    WASHINGTON (Reuters) - Cosmic rays are so dangerous and so poorly understood that people are unlikely to get to Mars or even back to the moon until better ways are found to protect astronauts, experts said on Monday. And NASA is not properly funding the right experiments to find out how, the National Research Council committee said. >> Read the Full Article
  • BMW Hydrogen 7 Emissions Well-below Super-ultra Low-emission Vehicle Standards

    Independent tests conducted by engineers at the U.S. Department of Energy's (DOE) Argonne National Laboratory on a BMW Hydrogen 7 Mono-Fuel demonstration vehicle have found that the car's hydrogen-powered engine surpasses the super-ultra low-emission vehicle (SULEV) level, the most stringent emissions performance standard to date. >> Read the Full Article
  • Particle smasher 'not a threat to the Earth'

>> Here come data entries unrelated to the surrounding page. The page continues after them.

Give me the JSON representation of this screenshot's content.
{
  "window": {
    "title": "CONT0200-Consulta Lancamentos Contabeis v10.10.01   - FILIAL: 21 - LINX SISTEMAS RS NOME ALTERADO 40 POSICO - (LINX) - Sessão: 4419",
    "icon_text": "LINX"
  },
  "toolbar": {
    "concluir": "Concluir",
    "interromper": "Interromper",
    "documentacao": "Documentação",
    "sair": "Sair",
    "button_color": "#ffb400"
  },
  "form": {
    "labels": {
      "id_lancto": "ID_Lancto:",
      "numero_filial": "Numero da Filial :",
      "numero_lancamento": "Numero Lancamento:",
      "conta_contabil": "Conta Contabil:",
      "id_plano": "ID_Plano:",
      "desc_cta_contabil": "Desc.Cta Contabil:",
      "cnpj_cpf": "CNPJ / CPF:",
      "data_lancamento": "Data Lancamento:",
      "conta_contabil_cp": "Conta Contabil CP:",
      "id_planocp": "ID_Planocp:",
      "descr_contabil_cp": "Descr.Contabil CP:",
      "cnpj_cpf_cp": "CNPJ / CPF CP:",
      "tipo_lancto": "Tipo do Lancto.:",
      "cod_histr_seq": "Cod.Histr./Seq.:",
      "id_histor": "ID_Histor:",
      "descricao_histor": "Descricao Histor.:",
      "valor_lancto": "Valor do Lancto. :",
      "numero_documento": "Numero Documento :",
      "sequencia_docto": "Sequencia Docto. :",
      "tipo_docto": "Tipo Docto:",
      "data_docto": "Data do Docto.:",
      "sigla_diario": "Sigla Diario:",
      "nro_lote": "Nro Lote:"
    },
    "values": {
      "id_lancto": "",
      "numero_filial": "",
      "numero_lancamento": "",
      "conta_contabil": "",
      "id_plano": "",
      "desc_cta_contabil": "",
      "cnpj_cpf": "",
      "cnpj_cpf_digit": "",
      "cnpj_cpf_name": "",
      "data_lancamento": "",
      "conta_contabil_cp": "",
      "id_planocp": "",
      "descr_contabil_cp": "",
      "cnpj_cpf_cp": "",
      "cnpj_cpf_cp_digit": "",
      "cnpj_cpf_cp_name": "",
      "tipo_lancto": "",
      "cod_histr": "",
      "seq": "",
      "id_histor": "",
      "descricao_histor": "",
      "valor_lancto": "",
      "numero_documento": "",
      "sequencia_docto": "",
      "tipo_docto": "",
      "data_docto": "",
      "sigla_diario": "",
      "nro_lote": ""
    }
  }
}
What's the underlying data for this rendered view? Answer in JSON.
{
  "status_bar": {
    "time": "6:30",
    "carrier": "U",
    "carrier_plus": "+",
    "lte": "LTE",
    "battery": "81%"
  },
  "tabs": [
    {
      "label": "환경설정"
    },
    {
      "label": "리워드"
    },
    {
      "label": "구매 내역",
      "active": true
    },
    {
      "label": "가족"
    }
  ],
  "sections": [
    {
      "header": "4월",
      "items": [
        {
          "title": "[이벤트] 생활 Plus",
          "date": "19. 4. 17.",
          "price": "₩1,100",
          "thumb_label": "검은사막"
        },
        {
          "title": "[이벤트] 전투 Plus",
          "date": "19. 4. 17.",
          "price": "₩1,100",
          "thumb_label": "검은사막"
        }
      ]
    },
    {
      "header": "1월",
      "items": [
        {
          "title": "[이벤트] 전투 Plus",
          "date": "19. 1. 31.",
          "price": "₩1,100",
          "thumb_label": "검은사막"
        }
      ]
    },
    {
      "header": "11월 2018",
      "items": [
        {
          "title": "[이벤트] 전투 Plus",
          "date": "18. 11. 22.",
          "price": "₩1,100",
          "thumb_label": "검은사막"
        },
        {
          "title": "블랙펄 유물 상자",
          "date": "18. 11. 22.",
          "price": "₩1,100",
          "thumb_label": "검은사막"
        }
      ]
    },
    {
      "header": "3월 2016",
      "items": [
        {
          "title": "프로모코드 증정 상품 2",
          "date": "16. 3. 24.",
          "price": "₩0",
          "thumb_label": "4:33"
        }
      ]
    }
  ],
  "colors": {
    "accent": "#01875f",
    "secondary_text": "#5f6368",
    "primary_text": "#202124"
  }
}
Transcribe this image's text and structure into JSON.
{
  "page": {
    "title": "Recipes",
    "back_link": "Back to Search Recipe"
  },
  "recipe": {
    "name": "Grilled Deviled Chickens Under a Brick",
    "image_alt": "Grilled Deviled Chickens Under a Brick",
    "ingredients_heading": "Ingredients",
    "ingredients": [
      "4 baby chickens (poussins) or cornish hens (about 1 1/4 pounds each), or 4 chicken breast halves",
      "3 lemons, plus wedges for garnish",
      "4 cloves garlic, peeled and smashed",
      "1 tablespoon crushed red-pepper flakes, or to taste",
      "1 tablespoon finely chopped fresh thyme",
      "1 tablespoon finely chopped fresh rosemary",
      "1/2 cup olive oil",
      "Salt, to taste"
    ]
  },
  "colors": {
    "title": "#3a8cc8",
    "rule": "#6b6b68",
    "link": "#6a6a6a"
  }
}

    Campaigners in the US are attempting to delay the start-up of the world's most powerful particle smasher with a lawsuit claiming it could spawn dangerous particles or mini black holes that will destroy the entire Earth. The Large Hadron Collider (LHC) is nearing completion at CERN, the European centre for particle physics near Geneva, Switzerland. Scientists hope it will begin operations in mid-July. >> Read the Full Article
  • Man-made molecules reverse liver cirrhosis in rats

    HONG KONG (Reuters) - Scientists in Japan have designed artificial molecules that when used with rats successfully reversed liver cirrhosis, a serious chronic disease in humans that until now can only be cured by transplants. Cirrhosis is the hardening or scarring of the liver, and is caused by factors such as heavy drinking and Hepatitis B and C. The disease is especially serious in parts of Asia, including China. >> Read the Full Article
  • Virtual Snow-World Helps Patients Feel no Pain

    For most of us, the blustery, teeth-chattering months of winter are just about over, and we've got to say, we're pretty happy about that. While ice skating from your house to your mailbox can be fun once or twice, it tends to lose its charm after one too many slips and bruises. But even though the sun may finally be shining, you can enter your own winter wonderland any time you like: Just slip on a pair of virtual-reality goggles to step into a land filled with icicles, flurries of snow, and maybe even an errant penguin or polar bear. >> Read the Full Article
  • Despite EASSy, Africa Still Listening to Radio

    Construction began this month on the East African Submarine Cable System (EASSy), which promises to bring low-cost, high-speed Internet access to eight countries. Funded by telecommunications operators and development institutions, the project is scheduled for completion in late 2009 and expected to create and enhance connectivity for millions of people. Internet penetration rates are in the single digits in most of Africa, and countries on the east coast rely on slow and expensive satellite connections. >> Read the Full Article